Even if you are not very familiar with content creators, you definitely saw one of his videos on Facebook a few years back then, he is the vlogger who created 1,000 daily one-minute-long videos on Facebook. And now, he started his own venture — Nas Academy, teaching people how to become content creators.
In Jupitrr, as a product built for content creators. We would love to dive into this case study, to see how to find the Personality-Market-Fit for content creators.
The idea of Personality-Market-Fit
During this short podcast interview with Greg and Sahil, Nas brought up an idea — Personality-Market-Fit. And this idea originated from one concept — Treat content creation as a business. And it’s a business of one. You start creating small content in your room alone, then you want to grow a bigger audience with better and more content, eventually, you would even want to make a living of it. Very much like founding a startup, you have to figure out your Product-Market-Fit, and for content creators, it’s your Personality-Market-Fit.

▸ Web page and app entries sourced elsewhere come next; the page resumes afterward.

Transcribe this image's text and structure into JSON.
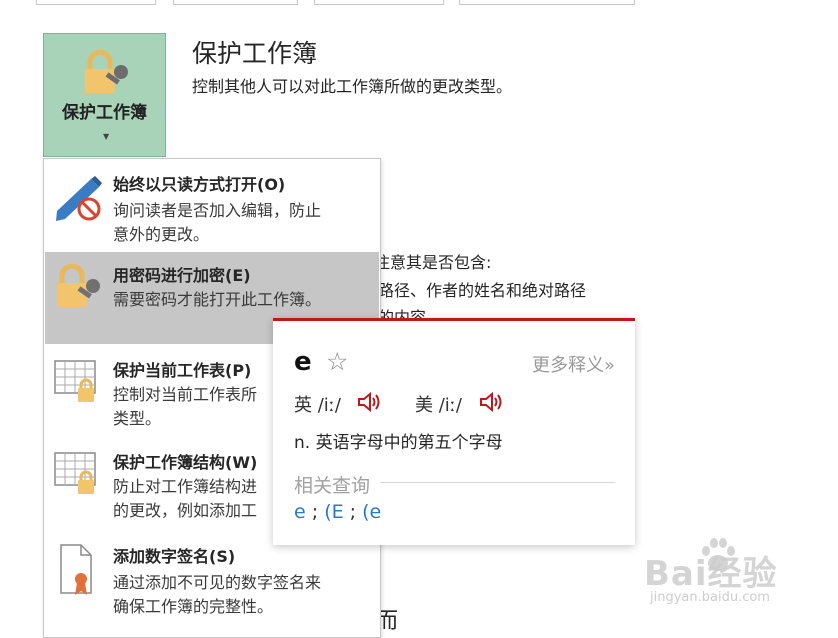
{
  "section": {
    "button_label": "保护工作簿",
    "title": "保护工作簿",
    "description": "控制其他人可以对此工作簿所做的更改类型。"
  },
  "background_text": {
    "line1": "注意其是否包含:",
    "line2": "路径、作者的姓名和绝对路径",
    "line3": "的内容",
    "line4": "而"
  },
  "menu": {
    "items": [
      {
        "title": "始终以只读方式打开(O)",
        "desc": [
          "询问读者是否加入编辑，防止",
          "意外的更改。"
        ],
        "icon": "pencil-no-edit-icon"
      },
      {
        "title": "用密码进行加密(E)",
        "desc": [
          "需要密码才能打开此工作簿。"
        ],
        "icon": "lock-key-icon"
      },
      {
        "title": "保护当前工作表(P)",
        "desc": [
          "控制对当前工作表所",
          "类型。"
        ],
        "icon": "sheet-lock-icon"
      },
      {
        "title": "保护工作簿结构(W)",
        "desc": [
          "防止对工作簿结构进",
          "的更改，例如添加工"
        ],
        "icon": "workbook-lock-icon"
      },
      {
        "title": "添加数字签名(S)",
        "desc": [
          "通过添加不可见的数字签名来",
          "确保工作簿的完整性。"
        ],
        "icon": "signature-ribbon-icon"
      }
    ]
  },
  "dict": {
    "word": "e",
    "star": "☆",
    "more": "更多释义»",
    "uk_label": "英",
    "uk_phonetic": "/iː/",
    "us_label": "美",
    "us_phonetic": "/iː/",
    "definition": "n. 英语字母中的第五个字母",
    "related_title": "相关查询",
    "related": [
      "e",
      "(E",
      "(e"
    ],
    "accent_color": "#c0171b"
  },
  "watermark": {
    "brand": "Bai经验",
    "url": "jingyan.baidu.com"
  }
}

By Personality-Market-Fit, you have to figure out why people like your content (Personality, as your content highly reflect on your personality), and how many people like your content (How big the market your content has). Nas also mentioned a few learnings he got on his way to figure out his Personality-Market-Fit.

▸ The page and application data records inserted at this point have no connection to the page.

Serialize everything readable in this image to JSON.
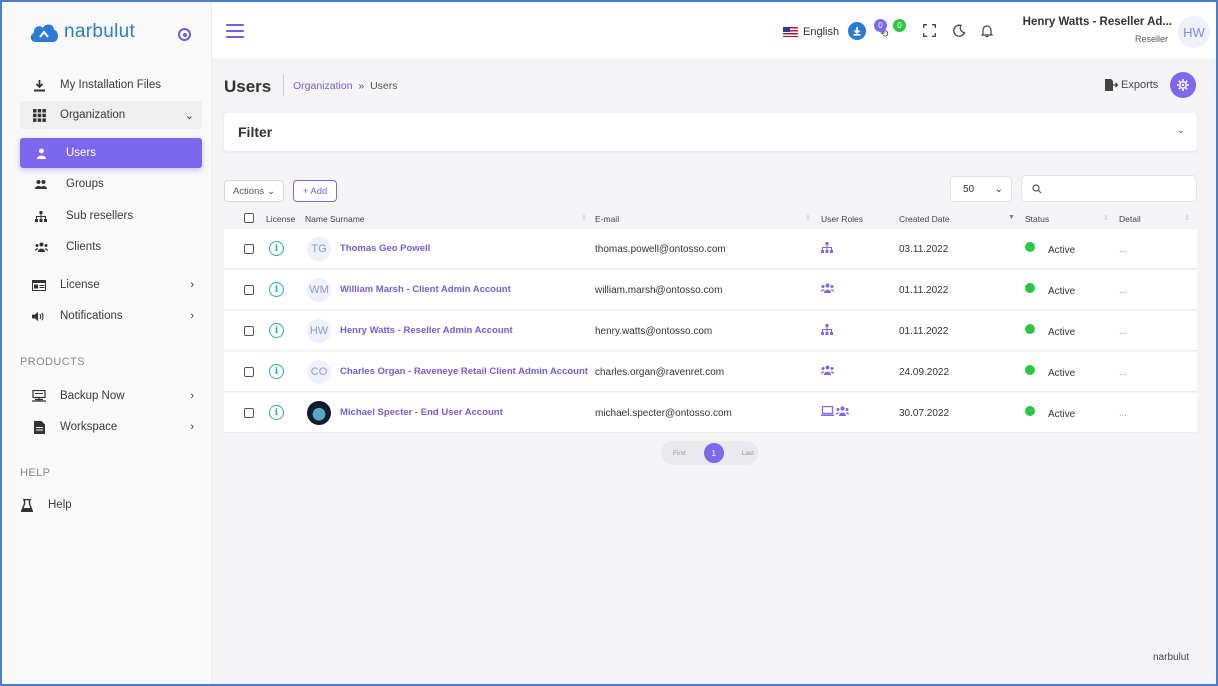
{
  "brand": {
    "logo_text": "narbulut",
    "footer_text": "narbulut"
  },
  "sidebar": {
    "my_files": "My Installation Files",
    "organization": "Organization",
    "org_items": [
      {
        "label": "Users",
        "icon": "user-icon",
        "active": true
      },
      {
        "label": "Groups",
        "icon": "group-icon"
      },
      {
        "label": "Sub resellers",
        "icon": "hierarchy-icon"
      },
      {
        "label": "Clients",
        "icon": "clients-icon"
      }
    ],
    "license": "License",
    "notifications": "Notifications",
    "products_title": "PRODUCTS",
    "backup_now": "Backup Now",
    "workspace": "Workspace",
    "help_title": "HELP",
    "help": "Help"
  },
  "topbar": {
    "language": "English",
    "badge_notify_1": "0",
    "badge_notify_2": "0",
    "user_name": "Henry Watts - Reseller Ad...",
    "user_role": "Reseller",
    "user_initials": "HW"
  },
  "page": {
    "title": "Users",
    "breadcrumb_link": "Organization",
    "breadcrumb_sep": "»",
    "breadcrumb_current": "Users",
    "exports_label": "Exports",
    "filter_label": "Filter",
    "actions_label": "Actions",
    "add_label": "+ Add",
    "page_size": "50"
  },
  "table": {
    "headers": {
      "license": "License",
      "name": "Name Surname",
      "email": "E-mail",
      "roles": "User Roles",
      "created": "Created Date",
      "status": "Status",
      "detail": "Detail"
    },
    "rows": [
      {
        "initials": "TG",
        "name": "Thomas Geo Powell",
        "email": "thomas.powell@ontosso.com",
        "roles": [
          "hierarchy-icon"
        ],
        "created": "03.11.2022",
        "status": "Active",
        "detail": "...",
        "avatar_photo": false
      },
      {
        "initials": "WM",
        "name": "William Marsh - Client Admin Account",
        "email": "william.marsh@ontosso.com",
        "roles": [
          "clients-icon"
        ],
        "created": "01.11.2022",
        "status": "Active",
        "detail": "...",
        "avatar_photo": false
      },
      {
        "initials": "HW",
        "name": "Henry Watts - Reseller Admin Account",
        "email": "henry.watts@ontosso.com",
        "roles": [
          "hierarchy-icon"
        ],
        "created": "01.11.2022",
        "status": "Active",
        "detail": "...",
        "avatar_photo": false
      },
      {
        "initials": "CO",
        "name": "Charles Organ - Raveneye Retail Client Admin Account",
        "email": "charles.organ@ravenret.com",
        "roles": [
          "clients-icon"
        ],
        "created": "24.09.2022",
        "status": "Active",
        "detail": "...",
        "avatar_photo": false
      },
      {
        "initials": "",
        "name": "Michael Specter - End User Account",
        "email": "michael.specter@ontosso.com",
        "roles": [
          "laptop-icon",
          "clients-icon"
        ],
        "created": "30.07.2022",
        "status": "Active",
        "detail": "...",
        "avatar_photo": true
      }
    ]
  },
  "pagination": {
    "first": "First",
    "current": "1",
    "last": "Last"
  },
  "colors": {
    "accent": "#7b68ee",
    "active_status": "#28c840",
    "info": "#20b2aa",
    "brand_blue": "#2a7bd4"
  }
}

Knowing your strength, Look for signs
This is the first thing Nas mentioned. In his early day, he quickly realised that people like his stuff online — even it’s just a Facebook post, he got much more likes than his mate. At very first, he might not know what people like about him. Maybe his storytelling, his character, his personality or his face, but one thing to be sure that, he knows that people “like” him (*well it’s an actual “Like” on Facebook), he sees it as an early sign — he is a people person, and he got an audience. Soon, Nas realised people loves his storytelling where he double down on it and bring home 43 million followers.
Noticing early signs, Identifying your strength is a very important first step in content creation. You got to know why people click in and spend time consuming your content. Because it’s entertaining? It’s helping them to learn while procrastinating? Or is it a very niche topic that no one ever could explain it clearly as water as you do? Finding out strength is important, and it goes for all content creators — Vloggers, Podcasters, Writer.
We at Jupitrr have the vision to provide the easiest way to build the MVP of your content through the benefits of using the audio content - super easy to make, create a shorter feedback loop to collect the audience's feedback and iterate accordingly.
Ruthless consistent if you want something special
It took Nas Daily 270 days to succeed — that’s almost 9 months of dedication, hard work and persistence, especially at times that didn’t go so well. Like many things in life, if you want to archive something special, you have to do stuff that no one else does. Be consistent with your content, make it your life, your business. Don’t skip just because “I don’t feel like posting today”. Make a schedule, set goals and milestones, then start doing it. It’s not gonna be easy, but when you make it, it will be all worthy. Just like what Sahil mentioned, a lot of successful founders said that they are not special, they are just persistent.
It's very hard to be consistent and persistent if the content takes days to make. Try something small first - short reels on Instagram, bite-sized audio on Jupitrr. Getting started is more important than being sophisticated.
Shelf life value of a content creator
One interesting point Nas mentioned, but I never come across. The shelf life value of a content creator or their content is short, no matter how big you are. He mentioned 5 to 6 years is probably the max for a content creator in this age. It happened because of two things: The algorithm of platforms and mental health.
All social media platforms have to make it fresh for their audience. As a result, they fancy new and trendy stuff. In all the years, we have seen trends come and go (Travel vlogs, lip-sync, dancing challenge etc). Content creators are leveraged by platforms in terms of distribution. They can make you skyrocket, also makes you back on the ground. (Khaby might be a good example of this, we will see)
The other thing is mental health. Another thing similar to startup founders, it is extremely frightening to start a business of one. One day you feel like you are on to something very big, the other day you feel the world is against you and want to give up. Mental health would definitely influence the way creators create content, and it’s even harder than being a founder — Simply because in a startup you can scale up by hiring when you grow through stages. But then for content creators, you have to continue to produce because you, yourself are the product people like.
Review and Thoughts
We found this extremely interesting with the shelf life concept — It might take months or years for a content creator to succeed, but it also won’t last too long if you don’t build a new venture on top of it as Nas did. It’s interesting that on one side it seems counter-intuitive but then I found it makes loads of sense. The same goes with celebrities — You can make it with one album. But then you can’t keep doing the same thing your whole life, that’s why many great artists keep trying a new style of music, a new style of acting — they are always looking for a breakthrough. What they have is not enough to last, they have to keep evolving and the same goes with content creators.